Wednesday, February 21, 2018

How to Prepare for the SAT and ACT


Is your child a college bound junior?  If so, it is time to tackle the SAT and/or ACT test.  Although a three-hour-plus challenging test is overwhelming to many students, if you take the time to break it down, it will be manageable and rewarding.

If you plan to take the SAT or ACT this spring, we recommend beginning to prepare as soon as possible.  These are not tests that you can cram for.  The best way to begin is to take a practice test from an official test prep book or online. 

It can be overwhelming to take the test all at once, and it’s not necessary.  You can take one section per day, which shouldn’t be difficult to fit in.  Then check your answers and go over every answer, using the explanations from the back of the book.  At this point, you should have a good idea of which areas are your strengths and which areas are your weaknesses.  If you take both the SAT and ACT, you may get an idea of which test is a better match for you.  If you work with a tutor, the tutor can go over the questions and answers with you.





We don’t recommend taking the test cold.  You probably already did this with the PSAT.  If you take the time to prepare, your score will be higher, and if you reach your target the first time, you may not need to re-take the test.  There are many ways to prepare:

1.       Use a prep book to brush up on material and practice.
2.       Go to an SAT or ACT class.
3.       Set up private tutoring sessions.

Students who are very self-motivated, whose PSAT and sample SAT or ACT scores are already near their targets, may be able to prepare independently.  To figure out your target score, look at the score ranges for the colleges you are interested in attending.  You want to strive to score in the top 50% of your desired college.

Students who get motivated and energized from working with their peers may do well in a class.   Since classes typically spend an equal time on each section, they work best for students who need a great deal of preparation and practice in each section.

Students who prefer individual attention and students who need more help in some areas than others do well with one-to-one tutoring.  We sometimes receive requests for only math and science or only reading and writing.  Other students need all areas, but more time in some than others.

We recommend an average of 8 weeks of tutoring, for 1.5 to 4 hours per week.  However, the amount of prep time you need totally depends on how far you are from your target score.  Most students take either the SAT or ACT or both at least twice and tend to do better the second time. 


Whether you take a class or sign up for one-to-one tutoring, your educational sessions must be coupled with individual practice in between sessions to get your money’s worth.  Practicing problems and going over the answers is just as important as working with a tutor.

For more information or to discuss your own situation, please call Tutoring For Success at 703-390-9220. 

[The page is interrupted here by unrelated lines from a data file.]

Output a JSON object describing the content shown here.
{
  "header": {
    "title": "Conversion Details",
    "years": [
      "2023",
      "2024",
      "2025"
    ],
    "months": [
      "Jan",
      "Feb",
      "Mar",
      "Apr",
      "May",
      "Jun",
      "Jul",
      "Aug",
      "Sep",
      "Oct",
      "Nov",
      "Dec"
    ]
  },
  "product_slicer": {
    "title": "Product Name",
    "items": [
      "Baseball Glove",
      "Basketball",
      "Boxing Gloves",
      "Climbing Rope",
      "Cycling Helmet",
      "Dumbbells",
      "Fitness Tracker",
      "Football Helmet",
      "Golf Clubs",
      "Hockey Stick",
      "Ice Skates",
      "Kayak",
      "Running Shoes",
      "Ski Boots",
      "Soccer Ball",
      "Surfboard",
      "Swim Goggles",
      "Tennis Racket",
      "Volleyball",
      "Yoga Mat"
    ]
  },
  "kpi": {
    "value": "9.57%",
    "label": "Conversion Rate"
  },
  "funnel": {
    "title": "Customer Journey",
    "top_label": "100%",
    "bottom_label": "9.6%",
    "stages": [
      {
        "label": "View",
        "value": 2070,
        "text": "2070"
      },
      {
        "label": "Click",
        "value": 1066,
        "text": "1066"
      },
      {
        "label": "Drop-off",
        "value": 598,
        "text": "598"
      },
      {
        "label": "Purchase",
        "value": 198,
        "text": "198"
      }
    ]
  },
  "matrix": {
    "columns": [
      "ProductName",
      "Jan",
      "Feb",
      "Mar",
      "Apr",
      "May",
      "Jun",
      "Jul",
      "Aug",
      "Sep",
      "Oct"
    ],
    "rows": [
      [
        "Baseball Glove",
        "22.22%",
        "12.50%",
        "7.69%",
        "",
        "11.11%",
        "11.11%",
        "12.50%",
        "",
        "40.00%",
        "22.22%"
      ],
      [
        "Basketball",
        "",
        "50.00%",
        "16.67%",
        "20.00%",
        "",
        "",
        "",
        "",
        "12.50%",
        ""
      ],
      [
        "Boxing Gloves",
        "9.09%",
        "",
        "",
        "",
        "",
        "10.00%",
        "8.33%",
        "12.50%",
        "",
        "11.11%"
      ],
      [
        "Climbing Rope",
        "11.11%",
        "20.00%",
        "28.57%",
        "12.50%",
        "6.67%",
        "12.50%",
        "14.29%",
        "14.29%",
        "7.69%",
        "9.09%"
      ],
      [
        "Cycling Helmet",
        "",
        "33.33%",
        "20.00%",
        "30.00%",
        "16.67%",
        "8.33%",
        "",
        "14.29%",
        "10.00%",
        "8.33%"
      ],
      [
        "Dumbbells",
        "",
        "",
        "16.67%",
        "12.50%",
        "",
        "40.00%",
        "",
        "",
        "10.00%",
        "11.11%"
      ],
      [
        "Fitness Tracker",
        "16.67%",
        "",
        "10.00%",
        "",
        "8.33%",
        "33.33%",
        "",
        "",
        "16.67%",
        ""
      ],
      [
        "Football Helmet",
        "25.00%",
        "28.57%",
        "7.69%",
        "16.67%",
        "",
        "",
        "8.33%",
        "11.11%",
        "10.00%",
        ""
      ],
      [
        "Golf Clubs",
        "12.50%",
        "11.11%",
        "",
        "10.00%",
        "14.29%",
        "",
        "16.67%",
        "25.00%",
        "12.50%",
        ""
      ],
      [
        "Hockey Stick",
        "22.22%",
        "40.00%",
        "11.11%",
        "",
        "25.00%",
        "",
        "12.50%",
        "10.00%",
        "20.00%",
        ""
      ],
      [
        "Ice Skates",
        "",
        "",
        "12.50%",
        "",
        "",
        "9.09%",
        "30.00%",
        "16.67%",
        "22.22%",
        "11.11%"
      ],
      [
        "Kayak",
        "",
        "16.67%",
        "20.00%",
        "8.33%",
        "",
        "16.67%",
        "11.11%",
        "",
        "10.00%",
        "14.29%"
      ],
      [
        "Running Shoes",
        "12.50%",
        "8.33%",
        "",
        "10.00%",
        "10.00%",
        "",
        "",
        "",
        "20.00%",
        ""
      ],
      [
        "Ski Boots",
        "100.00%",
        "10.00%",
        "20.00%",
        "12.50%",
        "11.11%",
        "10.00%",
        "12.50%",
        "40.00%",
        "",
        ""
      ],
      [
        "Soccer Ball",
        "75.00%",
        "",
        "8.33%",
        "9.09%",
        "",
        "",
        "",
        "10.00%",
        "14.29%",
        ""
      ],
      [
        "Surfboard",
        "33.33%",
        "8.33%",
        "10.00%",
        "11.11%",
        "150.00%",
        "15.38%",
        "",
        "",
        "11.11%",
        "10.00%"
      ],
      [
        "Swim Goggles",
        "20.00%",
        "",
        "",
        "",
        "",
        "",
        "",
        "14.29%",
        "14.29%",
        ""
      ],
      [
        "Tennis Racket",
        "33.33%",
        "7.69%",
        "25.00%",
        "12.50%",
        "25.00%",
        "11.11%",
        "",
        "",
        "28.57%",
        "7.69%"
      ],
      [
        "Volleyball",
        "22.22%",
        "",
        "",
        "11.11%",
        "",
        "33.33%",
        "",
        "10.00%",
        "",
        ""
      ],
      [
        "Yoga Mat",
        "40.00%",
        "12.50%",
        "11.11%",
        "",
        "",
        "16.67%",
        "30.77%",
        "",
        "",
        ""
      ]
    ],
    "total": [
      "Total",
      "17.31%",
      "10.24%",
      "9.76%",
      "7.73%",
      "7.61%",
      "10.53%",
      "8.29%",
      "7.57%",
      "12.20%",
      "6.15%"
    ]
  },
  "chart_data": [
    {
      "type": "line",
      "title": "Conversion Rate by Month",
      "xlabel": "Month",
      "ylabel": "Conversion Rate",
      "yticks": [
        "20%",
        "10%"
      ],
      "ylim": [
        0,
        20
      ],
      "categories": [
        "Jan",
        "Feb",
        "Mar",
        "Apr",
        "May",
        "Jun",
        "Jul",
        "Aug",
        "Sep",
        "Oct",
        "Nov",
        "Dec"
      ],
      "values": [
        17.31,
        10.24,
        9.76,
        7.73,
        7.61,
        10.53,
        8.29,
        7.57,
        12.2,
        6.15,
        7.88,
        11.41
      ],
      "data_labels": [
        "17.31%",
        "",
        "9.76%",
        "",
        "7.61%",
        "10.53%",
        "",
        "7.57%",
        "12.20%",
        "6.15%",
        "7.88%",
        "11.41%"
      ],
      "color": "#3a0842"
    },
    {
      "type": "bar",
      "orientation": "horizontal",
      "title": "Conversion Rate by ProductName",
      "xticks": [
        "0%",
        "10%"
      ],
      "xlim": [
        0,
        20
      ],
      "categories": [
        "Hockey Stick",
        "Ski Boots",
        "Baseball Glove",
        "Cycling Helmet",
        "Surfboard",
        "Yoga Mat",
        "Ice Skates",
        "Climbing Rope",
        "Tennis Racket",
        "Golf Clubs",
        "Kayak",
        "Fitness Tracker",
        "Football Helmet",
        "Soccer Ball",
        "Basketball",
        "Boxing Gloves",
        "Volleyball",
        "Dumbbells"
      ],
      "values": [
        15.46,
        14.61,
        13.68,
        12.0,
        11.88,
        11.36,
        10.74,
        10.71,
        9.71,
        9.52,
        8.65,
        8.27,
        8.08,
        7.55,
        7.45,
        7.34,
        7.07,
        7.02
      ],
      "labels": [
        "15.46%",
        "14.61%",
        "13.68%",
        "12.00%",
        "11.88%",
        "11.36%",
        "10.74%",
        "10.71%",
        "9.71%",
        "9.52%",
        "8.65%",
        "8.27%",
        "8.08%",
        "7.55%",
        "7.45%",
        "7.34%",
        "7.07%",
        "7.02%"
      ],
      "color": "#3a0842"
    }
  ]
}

Here is a list of registration and test dates for both the SAT and ACT.  Both have late registration dates for an additional fee as well.  To get your first choice of test location, sign up as soon as possible; for best results, begin preparing as soon as possible